You may not have the flashiest résumé around, but that may not be important when looking for your next job.
In a new report, HackerRank queried both hiring managers and recruiters about, well, tech recruiting – and got some interesting results. While much of the report is what you might expect (hiring managers want the right candidates, and recruiters want to get you hired so they can be paid, etc.), there’s an interesting tidbit in there about résumés and skills-based assessments.
Above all else, both recruiters and hiring managers want a candidate with previous experience. Second to having that experience is how long you’ve been working in a particular discipline. Third is personal projects.
These all rank ahead of having a computer science degree, believe it or not. It seems a résumé that highlights a deeper history of personal projects and direct understanding of a language or framework is far more attractive to recruiters and managers.

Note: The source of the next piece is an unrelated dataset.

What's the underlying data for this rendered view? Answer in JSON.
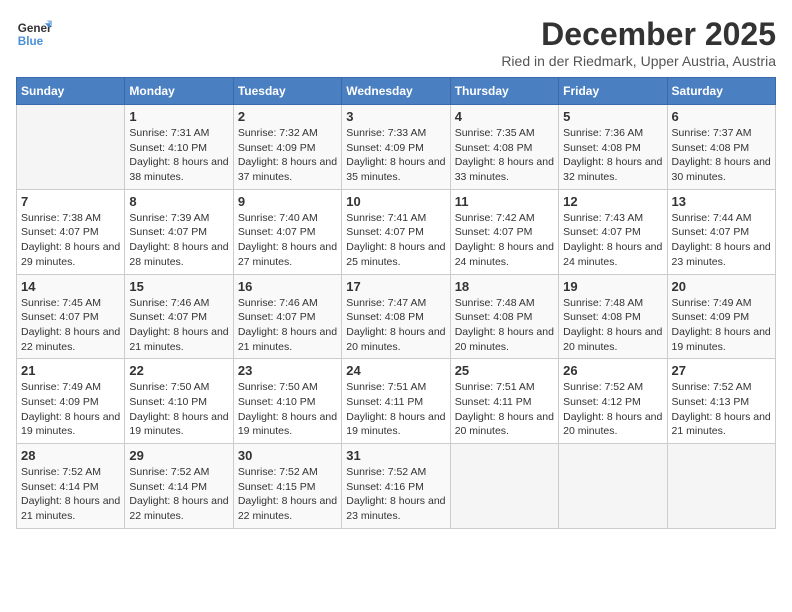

But what about the candidate whose résumé or CV just doesn’t seem to match that of their peers? Not to fear; HackerRank’s survey shows 75 percent of hiring managers say they’ve offered jobs to candidates with less-than-stellar résumés; this specifically correlates with self-taught developers. Again, skills matter more than anything else.
A separate study from Montage notes that skills-based hiring is on the rise, and exceedingly popular. It says 77 percent of enterprise companies use skills assessments when considering candidates; some 60 percent of firms have begun looking into predictive analytics to decipher who is best suited for jobs.

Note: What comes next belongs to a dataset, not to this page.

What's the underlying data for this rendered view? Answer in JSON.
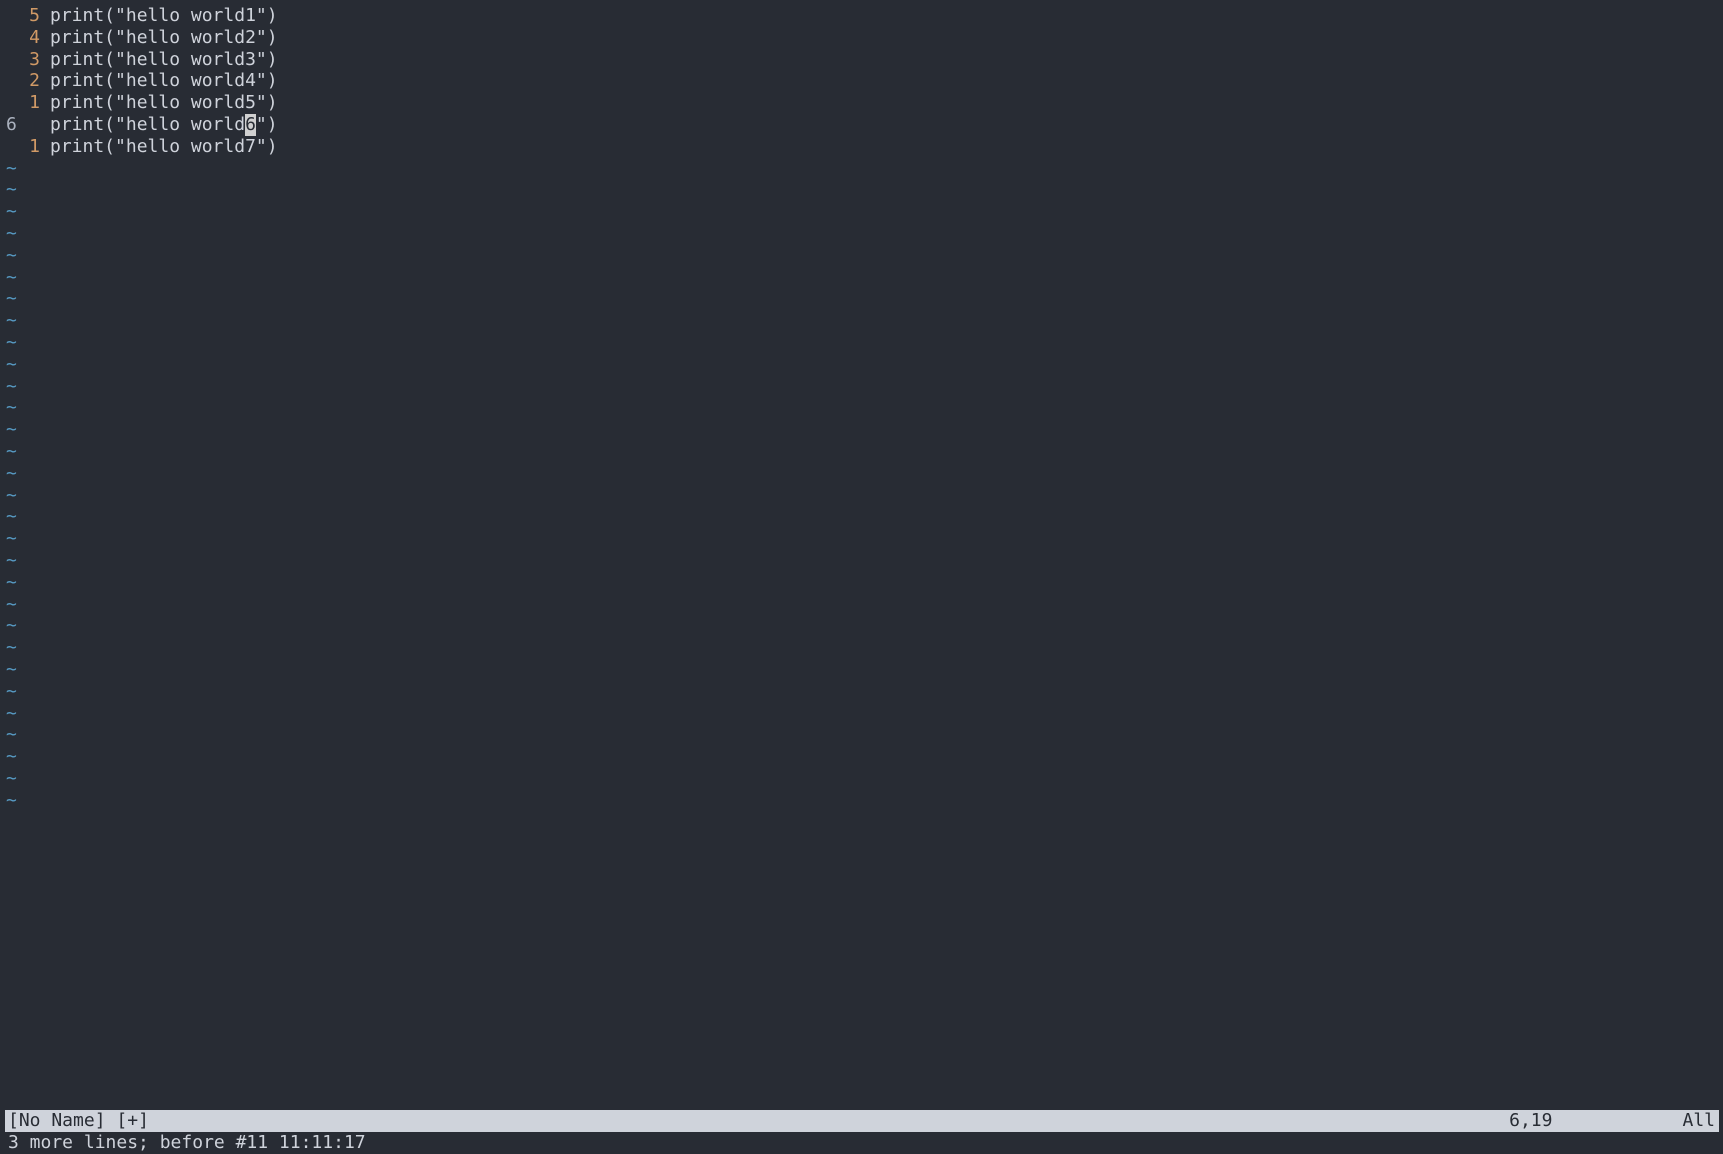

There are plenty of hacks and crafting you can do to make your résumé amazing, but that’s just the first step. For roles in tech, companies want to understand how much you really know before investing time (and money) into hiring you. Luckily, a good set of side projects and some actual proof you’re worth consideration might be enough to get you through a résumé critique and hiring process.